See the financial crisis on this unusual Wall Street tour

It’s rare that you get a guided tour through still unfolding carnage. Imagine walking through Aceh right after the tsunami or New Orleans while the rains from Katrina still fell. Lower Manhattan‘s financial crisis tour doesn’t involve as much bad weather or physical danger, but it does give you the chance to learn about the most profound financial disaster in decades in the place where it all started.

This is “The Wall Street Experience.”

Guided by a former Wall Street insider, you’ll spend the 90 minute tour learning how some traders raked in billions in profits while entire banks came to an end. Also, you’ll be introduced to a “shadow banking system” that the government ignored until it was too late.

It’s not all mayhem down on the Street, though.

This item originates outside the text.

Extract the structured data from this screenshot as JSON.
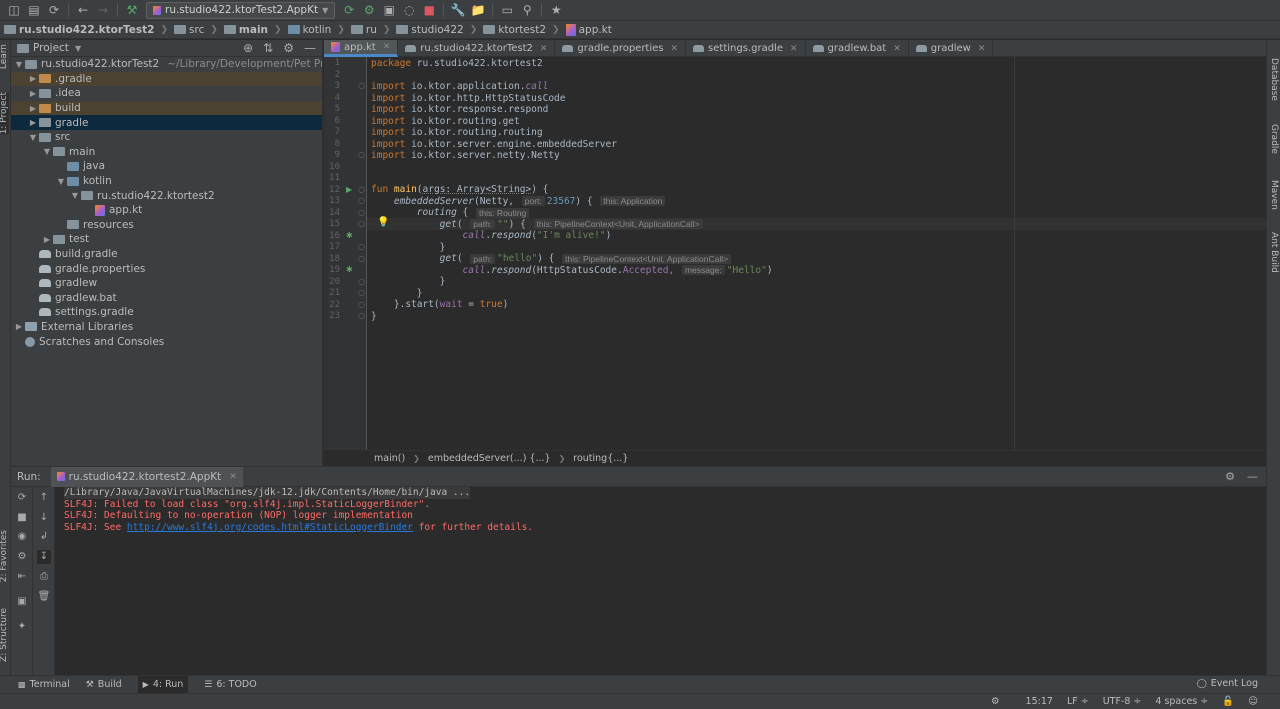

The tour will give you an overview of the history, architecture and trivia for this part of the city. The culture of the trader is wrapped up in these walls and streets – and you’ll hear all about it. But, did you know that this was once the political center of the United States? A statue of George Washington stands in front of the building from which he governed the country, staring across the street at a world of financial engineering he’d probably never be able to understand.

The tour guide, Andrew Luan, is a former Deutsche Bank vice president and traded what are now called “toxic assets.” He charges $40 a person, though children are free. Part of the proceeds goes to increasing financial literacy. Financial illiteracy is at crisis levels right now, so I applaud Luan for this. If you have become a victim of the financial crisis, The Wall Street Experience does offer weekly tours for those who can’t afford to pay.

New Tsunami Early Warning System in Place

Since the catastrophic tsunami of 2004, there have been calls to bolster the deficient tsunami detection system in the eastern Indian Ocean. Nations have installed buoys that can detect tsunamis and offer early warning. But Indonesia, which received the brunt of the wave, is taking it a step further. With the help of a German geo-science company, they have begun to install sensors on the sea floor itself. These sensors will relay seismic data to buoys at the surface, which will, in turn, send them to Indonesia’s Tsunami Center via satellite. The system will give warning of a possible tsunami within minutes of an undersea quake. However, experts say that to be completely effective, the system requires more buoys, more undersea sensors and more electronic tide sensors.

Thailand has put buoys out into the ocean to act as an early warning system. In order to reassure tourists on the island of Phuket, they have also built Tsunami watch towers, which do little else than make tourists feel more comfortable.

Aceh: One Year Later

border="1" align="right" src="http://www.gadling.com/media/2005/12/acheh.jpg" alt="" />The folks at the Washington
Post have done an
extraordinary job
covering multi-media-wise the state of things in Aceh, Indonesia, year after the Tsunami. />
This really is an extraordinary series of videos, panoramic photos and more. I am constantly impressed by how
the Post does Web multi-media, and they have taken the whole concept a step or two further with this series. Give it a
look, and marvel at how well panoramic photos tell the story of a place. I’m so into this and thrilled to see pano
photography and video get some real attention.